Oh, oh, it’s so funny how nobody wants to eat the Tofurkey on Everybody Loves Raymond. NOT. Do you find societal rejection and body shaming funny? Surely this tofurkey — who’s likely had it hard enough — didn’t need to be dressed up in Dorris’ finest tassels, paraded out to the torpid, lobotomized family’s patriarchs, only to be laid out on the table and slowly insulted by them.
Think “tofu” is jovial, docile, and willing to adapt to any situation and flavor it’s put in? Well, not when it’s in the shape of a bird — who are known to get angry!
The Unseen Bird, Who Is Imprisoned
Okay, um, why did they have to keep the bird in there in the first place? Earth to whoever directed this trash: how would you feel not only being stuck, unable to even manage a piddling flap, but also never even making an appearance in the film named after you and your prison? There’s no doubt about it: this bird is angry.
First of all, even ignoring the fact that they cast Natalie Portman instead of a bird — and, to her credit, she gives so much of herself to her portrayal of a bird that we’ll let it fly — the Obsidian Duck is an angry bird. This angry bird has tried and tried to plié and pas de bouree its way to success, but its overbearing mother, afraid of empty nesting, is getting in the way, and so, in a fit of anger — not uncommon, as we’re seeing, for a bird — Ms. Duck copulates furiously with Mila Kunis, an act that leads her down a path to self-destruction, impeccable ballet, and, dare I say, an Oscar?
“Which one is the bird?” is the question this mind-bending film asks, leading both the viewer and the bird — whomever that may be — to befuddlement, and eventual, yes, anger.
Priscilla, Queen of the Desert
Yaaaas, Kween (bird)!!!
The Self-Immolating Bird of Mockingjay
Now that’s political! So far, I’d say, if we’re making comparisons, this is the angriest bird.
Clue‘s Mrs. Peacock, Who Feigns Birdom
In case you’re one of the few people who doesn’t know the story of Clue, the film follows Mrs. Peacock to a mansion, where she commingles with other ornamented guests until one of them is murdered. But do not, like the other guests, be duped by her fake-out of a name: she is not a bird, and therein lies the shocking twist of the film, which concludes with a rather tragic revelation of her detaching her magnificent tail (um, if she’d done her research, she’d have known the male-tail was a dead giveaway) and her waddle. She gives a confessional speech and resolves to simply exist as Mrs. _____, a vibrant specimen of fowl reduced to a walking void.
Yet. She is still angry. It’s visible in the way she holds her cigarette, as if to say, “I’m an angry bird.”
Self-Explanatorily Angry Bird
Nobirdy likes you, Mr. Sandler!
Many Birds, All Angry

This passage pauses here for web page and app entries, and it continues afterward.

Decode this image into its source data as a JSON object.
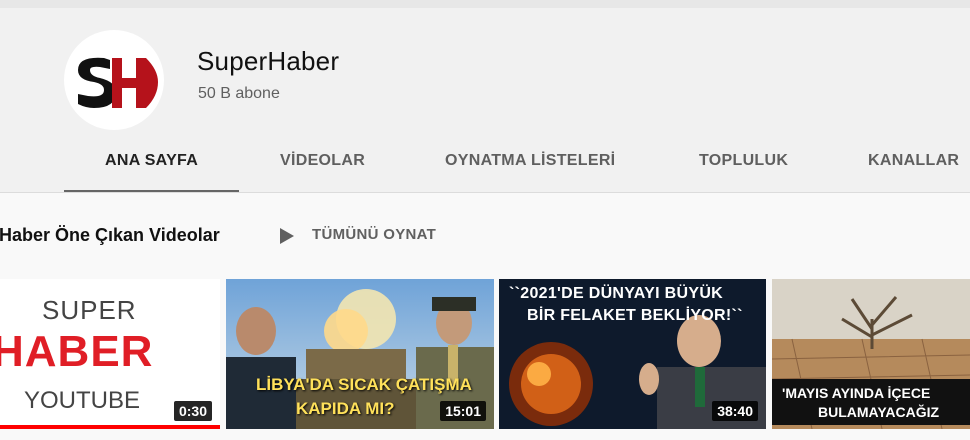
{
  "channel": {
    "name": "SuperHaber",
    "subscribers": "50 B abone",
    "avatar_letters": "SH",
    "brand_red": "#b5121b",
    "brand_black": "#111111"
  },
  "tabs": [
    {
      "label": "ANA SAYFA",
      "active": true
    },
    {
      "label": "VİDEOLAR",
      "active": false
    },
    {
      "label": "OYNATMA LİSTELERİ",
      "active": false
    },
    {
      "label": "TOPLULUK",
      "active": false
    },
    {
      "label": "KANALLAR",
      "active": false
    }
  ],
  "section": {
    "title": "rHaber Öne Çıkan Videolar",
    "play_all_label": "TÜMÜNÜ OYNAT",
    "play_icon": "play-icon"
  },
  "videos": [
    {
      "duration": "0:30",
      "thumb_lines": [
        "SUPER",
        "HABER",
        "YOUTUBE"
      ],
      "watched_fraction": 1.0
    },
    {
      "duration": "15:01",
      "thumb_lines": [
        "LİBYA'DA SICAK ÇATIŞMA",
        "KAPIDA MI?"
      ]
    },
    {
      "duration": "38:40",
      "thumb_lines": [
        "``2021'DE DÜNYAYI BÜYÜK",
        "BİR FELAKET BEKLİYOR!``"
      ]
    },
    {
      "duration": "",
      "thumb_lines": [
        "'MAYIS AYINDA İÇECE",
        "BULAMAYACAĞIZ"
      ]
    }
  ],
  "colors": {
    "page_bg": "#f1f1f1",
    "section_bg": "#f9f9f9",
    "accent_red": "#e01e26",
    "caption_yellow": "#ffe15a"
  }
}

In case you didn’t catch the hints from the above GIF, this one’s cheating, because this is not one bird, but at least 10 (? It’s hard to tell exactly how many, and yes, I understand how that’s problematic, thank you.) And why, you ask, could they possibly be angry, when they’re among friends? These birds are, in the futuristic Home Alone 2, called “precogs,” and are plagued by visions of everything that’s awful in the future. In this scene, they’ve just seen this:
(What upsets them most about this transformation is the sudden folding of the pizza. If he’d wanted a calzone, they wonder, why didn’t he get one in the first place?)
The Bird Whose Doctor Failed Her
“Her sex change operation got botched, her guardian angel fell asleep on the watch, now all she’s got is a Barbie Doll crotch, she’s got an angry inch, angry inch” — and she has to deliver letters to puerile, self-righteous wizards when all she wants to do is sing glam rock. And there’s very little chance, even with J.K. Rowling’s penchant for post-HP revisionism, that the author will ever bring her back from the dead and let her live out her dream. Shit’s bleak beak.
The Winged Monkeys of The Wizard of Oz
These iconic characters have become an appropriative joke — relegated to tacky Halloween costumes — as seen in this image of insensitive Boston Terriers. And they’re not happy about it. Go back to Boston, terriers!